I especially enjoyed the fact that Ila and Sajan do not meet throughout the movie and still manage to fall in love. There is nothing superficial or artificial about their relationship. It’s a search of companionship that has transformed into something more sustainable. It is endearing to see this older gentleman, so resigned to living a life of retirement convalescing in a nursing community, take painstaking care in his appearance the morning he is to meet Ila only to stand her up; or the way she sends him an empty lunchbox the next day to give him a “silent treatment” and he accepts it readily, sending her an apology, explaining that he went to see her but lost his courage when he saw how beautiful she was and how old he is. It is a moment rich with impact when he explains that he realized that morning that he could “smell his grandfather” on himself. I was actually able to imagine what that could smell like – starched cotton, soap, talcum and Old Spice aftershave. I could feel his humiliation and sympathize with him thoroughly.
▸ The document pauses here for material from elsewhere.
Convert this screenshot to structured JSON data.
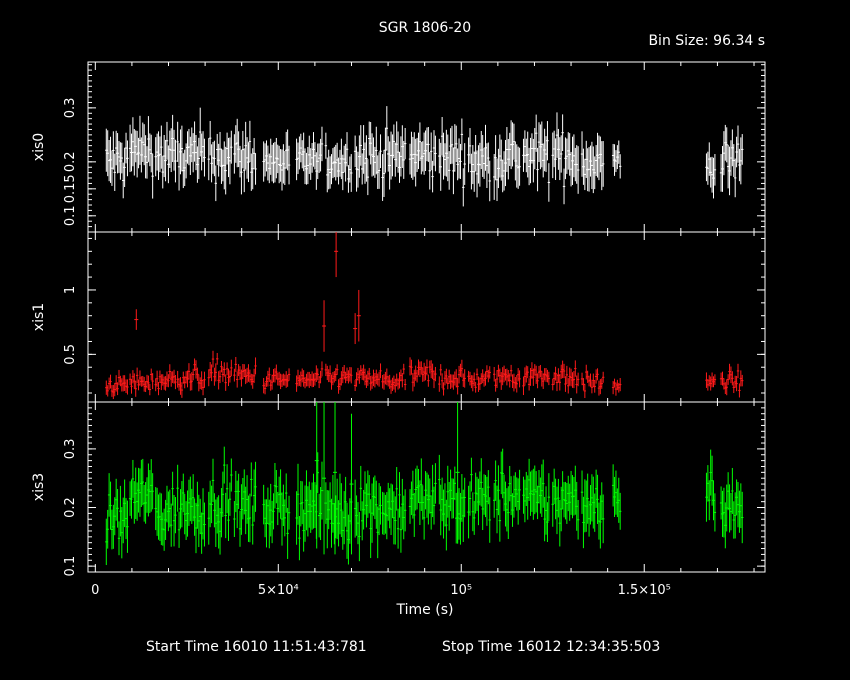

There is no point in discussing the acting of any individual actor in this movie. Every actor, starting from the three starring roles to the lunchbox courier man to even the faceless auntie upstairs, performed their roles with economy. They were each a credit to the art of their profession yet made their efforts seem artless. Without a doubt, the movie has been made on a small budget (so small that there is a copy error – ‘Reseach’ – in the end-credit roll) cinema but what budget they had was very effectively allocated.
Recommendation: Even though the movie is weaved with the use of Hindi, I would ask movie lovers and fiction writers to watch it alike. Not watching this movie would be letting a masterpiece slip by.